Regulators switch focus in response to COVID-19


Posted By and on 25/03/20 at 10:58 AM

By David Robbins (Principal Solicitor), Amelia Edwards (Special Counsel) and Adrian Faelli (Lawyer)

Key Australian regulators have moved to establish new initiatives and scale-back some existing programs as the COVID-19 crisis deepens.  Given the current crisis impacts both business and consumers alike, ASIC and the ACCC have prioritised their resources to ensure they are best placed to respond where necessary.  The key take-outs for businesses to consider are:

  • The ACCC has reportedly formed a special COVID-19 taskforce to address competition and consumer compliance issues arising from business conduct during this period of uncertainty and unusual market activity.

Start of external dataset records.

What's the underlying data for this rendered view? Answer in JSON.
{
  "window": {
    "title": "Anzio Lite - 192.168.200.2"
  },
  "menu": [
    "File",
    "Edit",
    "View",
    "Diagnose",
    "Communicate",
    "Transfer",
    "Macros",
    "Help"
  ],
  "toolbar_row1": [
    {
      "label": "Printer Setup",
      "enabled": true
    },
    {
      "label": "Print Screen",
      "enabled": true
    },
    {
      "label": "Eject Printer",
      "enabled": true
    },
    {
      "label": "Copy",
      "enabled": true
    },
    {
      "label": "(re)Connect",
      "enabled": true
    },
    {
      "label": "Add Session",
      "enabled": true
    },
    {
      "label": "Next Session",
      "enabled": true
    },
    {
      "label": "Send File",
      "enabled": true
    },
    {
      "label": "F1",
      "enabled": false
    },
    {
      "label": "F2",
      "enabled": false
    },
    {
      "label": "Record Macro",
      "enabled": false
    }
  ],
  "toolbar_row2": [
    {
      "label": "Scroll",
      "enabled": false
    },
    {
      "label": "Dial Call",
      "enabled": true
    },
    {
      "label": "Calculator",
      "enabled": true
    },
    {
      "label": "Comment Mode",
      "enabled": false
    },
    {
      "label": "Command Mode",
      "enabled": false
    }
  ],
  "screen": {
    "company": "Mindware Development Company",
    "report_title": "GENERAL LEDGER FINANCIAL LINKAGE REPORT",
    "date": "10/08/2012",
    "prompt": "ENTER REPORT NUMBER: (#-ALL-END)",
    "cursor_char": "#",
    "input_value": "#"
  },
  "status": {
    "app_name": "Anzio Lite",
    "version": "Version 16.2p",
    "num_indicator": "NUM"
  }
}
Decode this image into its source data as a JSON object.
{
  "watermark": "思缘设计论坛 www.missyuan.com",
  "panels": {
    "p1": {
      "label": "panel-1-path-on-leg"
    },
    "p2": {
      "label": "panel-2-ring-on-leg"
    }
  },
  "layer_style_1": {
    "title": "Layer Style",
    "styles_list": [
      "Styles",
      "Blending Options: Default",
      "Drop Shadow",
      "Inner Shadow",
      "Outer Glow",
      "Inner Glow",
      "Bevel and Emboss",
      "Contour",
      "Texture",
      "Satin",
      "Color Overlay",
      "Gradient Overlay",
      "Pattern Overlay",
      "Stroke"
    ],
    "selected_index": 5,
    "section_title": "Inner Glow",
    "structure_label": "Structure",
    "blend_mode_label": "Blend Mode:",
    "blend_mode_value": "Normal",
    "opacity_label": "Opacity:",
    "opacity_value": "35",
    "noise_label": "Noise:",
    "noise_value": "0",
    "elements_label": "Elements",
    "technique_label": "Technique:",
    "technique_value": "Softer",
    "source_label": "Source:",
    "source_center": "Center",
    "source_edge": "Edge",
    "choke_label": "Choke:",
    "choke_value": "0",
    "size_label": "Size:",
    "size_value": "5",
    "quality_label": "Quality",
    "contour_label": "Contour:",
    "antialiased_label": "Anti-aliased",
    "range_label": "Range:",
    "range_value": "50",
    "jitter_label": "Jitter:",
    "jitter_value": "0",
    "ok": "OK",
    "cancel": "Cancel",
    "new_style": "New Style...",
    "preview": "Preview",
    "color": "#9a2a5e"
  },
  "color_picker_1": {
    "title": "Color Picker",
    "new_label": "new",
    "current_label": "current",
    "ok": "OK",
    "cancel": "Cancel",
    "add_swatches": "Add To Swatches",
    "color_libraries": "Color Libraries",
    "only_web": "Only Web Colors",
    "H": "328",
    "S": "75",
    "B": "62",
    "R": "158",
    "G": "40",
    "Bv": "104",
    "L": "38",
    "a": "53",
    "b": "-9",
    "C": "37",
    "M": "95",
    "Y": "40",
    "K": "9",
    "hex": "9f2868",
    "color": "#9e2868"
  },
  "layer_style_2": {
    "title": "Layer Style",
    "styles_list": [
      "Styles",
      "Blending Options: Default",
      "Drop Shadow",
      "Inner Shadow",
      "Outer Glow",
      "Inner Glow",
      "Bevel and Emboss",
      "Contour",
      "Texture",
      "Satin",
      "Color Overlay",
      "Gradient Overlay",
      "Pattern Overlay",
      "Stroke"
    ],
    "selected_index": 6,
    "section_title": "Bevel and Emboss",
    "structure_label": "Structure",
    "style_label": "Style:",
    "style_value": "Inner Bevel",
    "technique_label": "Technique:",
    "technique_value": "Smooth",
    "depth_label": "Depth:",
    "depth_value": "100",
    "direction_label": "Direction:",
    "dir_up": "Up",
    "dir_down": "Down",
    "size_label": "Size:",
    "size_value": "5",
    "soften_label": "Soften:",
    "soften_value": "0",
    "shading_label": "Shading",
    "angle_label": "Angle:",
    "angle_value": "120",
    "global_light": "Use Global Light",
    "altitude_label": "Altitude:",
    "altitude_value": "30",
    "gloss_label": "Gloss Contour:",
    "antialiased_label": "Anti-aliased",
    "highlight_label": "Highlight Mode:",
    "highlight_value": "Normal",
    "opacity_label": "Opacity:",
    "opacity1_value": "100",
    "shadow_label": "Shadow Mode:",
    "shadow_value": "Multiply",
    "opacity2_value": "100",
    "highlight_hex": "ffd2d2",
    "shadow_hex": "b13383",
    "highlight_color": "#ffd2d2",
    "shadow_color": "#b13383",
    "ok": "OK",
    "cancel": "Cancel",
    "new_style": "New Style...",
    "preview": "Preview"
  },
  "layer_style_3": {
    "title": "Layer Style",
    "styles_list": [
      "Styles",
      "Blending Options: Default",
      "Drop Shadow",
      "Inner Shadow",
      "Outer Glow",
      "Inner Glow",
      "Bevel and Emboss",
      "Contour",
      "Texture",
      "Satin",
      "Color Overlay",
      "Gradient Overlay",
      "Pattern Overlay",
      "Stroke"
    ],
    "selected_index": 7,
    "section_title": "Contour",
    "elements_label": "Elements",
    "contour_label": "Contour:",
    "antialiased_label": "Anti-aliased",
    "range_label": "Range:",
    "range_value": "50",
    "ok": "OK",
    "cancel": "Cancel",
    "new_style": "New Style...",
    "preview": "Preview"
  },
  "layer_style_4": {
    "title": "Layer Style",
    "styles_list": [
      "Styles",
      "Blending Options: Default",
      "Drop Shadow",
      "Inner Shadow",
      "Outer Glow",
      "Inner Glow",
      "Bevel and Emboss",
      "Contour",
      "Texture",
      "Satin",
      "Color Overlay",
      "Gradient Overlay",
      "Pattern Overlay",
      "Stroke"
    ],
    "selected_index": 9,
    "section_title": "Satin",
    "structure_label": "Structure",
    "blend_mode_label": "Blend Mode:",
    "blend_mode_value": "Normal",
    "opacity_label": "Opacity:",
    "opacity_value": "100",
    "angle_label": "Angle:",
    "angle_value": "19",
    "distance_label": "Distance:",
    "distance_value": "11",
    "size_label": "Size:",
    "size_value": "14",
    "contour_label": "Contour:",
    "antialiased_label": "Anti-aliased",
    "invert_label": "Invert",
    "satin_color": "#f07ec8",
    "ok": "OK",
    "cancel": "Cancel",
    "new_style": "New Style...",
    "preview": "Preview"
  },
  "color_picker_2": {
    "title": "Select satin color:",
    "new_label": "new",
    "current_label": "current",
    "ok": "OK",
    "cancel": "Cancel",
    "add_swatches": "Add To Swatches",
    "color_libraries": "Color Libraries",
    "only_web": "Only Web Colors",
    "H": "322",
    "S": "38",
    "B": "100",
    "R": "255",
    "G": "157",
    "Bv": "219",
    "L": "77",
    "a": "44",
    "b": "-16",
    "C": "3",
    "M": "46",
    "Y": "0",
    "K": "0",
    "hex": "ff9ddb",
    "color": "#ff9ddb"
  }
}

The ACCC has warned of a sharp increase in reported scams targeting businesses and consumers concerned about the COVID-19 crisis and otherwise experiencing particular resourcing pressures. Businesses need to be aware that any refusal to provide consumers with (a) goods and/or services which they have paid for; (b) benefits, rewards or prizes to which they are entitled (including through entry into a trade promotion or participation in a loyalty program); or (c) a remedy they are entitled to under the consumer guarantees is more, not less, likely to expose those businesses to regulatory scrutiny and potential action in this current climate.
  • The ACCC has published an information summary for consumers in response to the federal government suspending non-essential business activities. While the federal government has urged consumers to show consideration towards struggling businesses, the ACCC has adopted a firm approach; the clear directive from the ACCC is that businesses are still expected to offer consumers a remedy in respect of cancellations or suspended services.  But on the flip side, the ACCC has also conceded that some small businesses (especially) will take more time to respond and meet their obligations under the Australian Consumer Law. While some decision making and adaptation time is reasonable and anticipated, businesses should be monitoring competitor conduct and taking a harm and risk reduction-focused approach to compliance during this period of fast-changing conditions. While you may not be deliberately misleading or ‘scamming’ consumers, misleading by omission will continue to constitute unlawful conduct, and you don’t want to be seen to finishing last in this COVID-19 compliance race.
  • In response to the recent rashes of consumer (and commercial) panic-buying, the ACCC have allowed supermarkets – at this stage just Coles, Woolworths, Aldi and Metcash – to co-operate to ensure consumers have fair access to groceries and essential consumer goods in circumstances where such conduct might otherwise constitute unlawful cartel or other anti-competitive conduct under Australia’s competition laws. The interim authorisation allows supermarkets to work together with manufacturers, suppliers and logistics services, but does not allow supermarkets to agree on retail prices between themselves.  While the authorisation provides statutory protection under the Competition and Consumer Act, and is therefore most relevant to the supermarkets themselves, the benefits of the interim authorisation will apply to suppliers and consumers also by providing businesses with additional confidence that a coordinated approach to supply is prioritised during this period. That being said, supplier businesses should anticipate increased requests for supply chain information and wider sharing of such information between retail customers during this period and exercise caution in disclosing business information. There is no statutory requirement that suppliers share confidential or proprietary information (including their own supplier or cost details); co-operation is key, but you can’t take back a disclosure of valuable information after the fact.

ASIC too has recalibrated its regulatory priorities and announced the creation of a COVID-19 task-force to ensure its limited resources are applied wisely.  Changes include:

  • A suspension of activities which are not time-critical, such as consultation, regulatory reports and reviews.
  • A suspension of on-site supervisory work, such as the Close and Continuous Monitoring Program. Major financial institutions will no longer have ASIC staff embedded into their organisations for the foreseeable future.
  • Provision of relief or waivers from certain regulatory requirements will be provided, presumably on a case-by-case basis.
  • An overarching focus on “action necessary to prevent immediate consumer harm, egregious illegal conduct and other time critical matters”. Companies can therefore expect some leeway in respect of specific regulatory requirements, however, should be mindful to still prioritise compliance to the maximum extent possible.

There is no doubt that these announcements are merely an initial response, as regulators adjust to the new status quo over the next 6 months or so.  As always, businesses should be mindful that while regulators appreciate the disruption caused by COVID-19, their focus remains firmly on protecting vulnerable consumers wherever possible.

Read more about statutory changes regarding insolvency safe-harbour and statutory demand procedural changes here.

If you have any questions in relation to regulatory compliance at any time, please don’t hesitate to contact a member of our team.

Amelia Edwards

Amelia Edwards Special Counsel

Since joining us in 2014, Amelia has developed broad commercial experience and interests working across the firm’s practice areas and on secondment. She holds a Bachelor of Arts (Anthropology)... Read More

KHQ Lawyers - David Robbins

David Robbins Principal Solicitor

David leads our Competition Law & Regulatory Compliance team and also specialises in intellectual property law.  He is a highly experienced litigator in state and federal courts, and regularly... Read More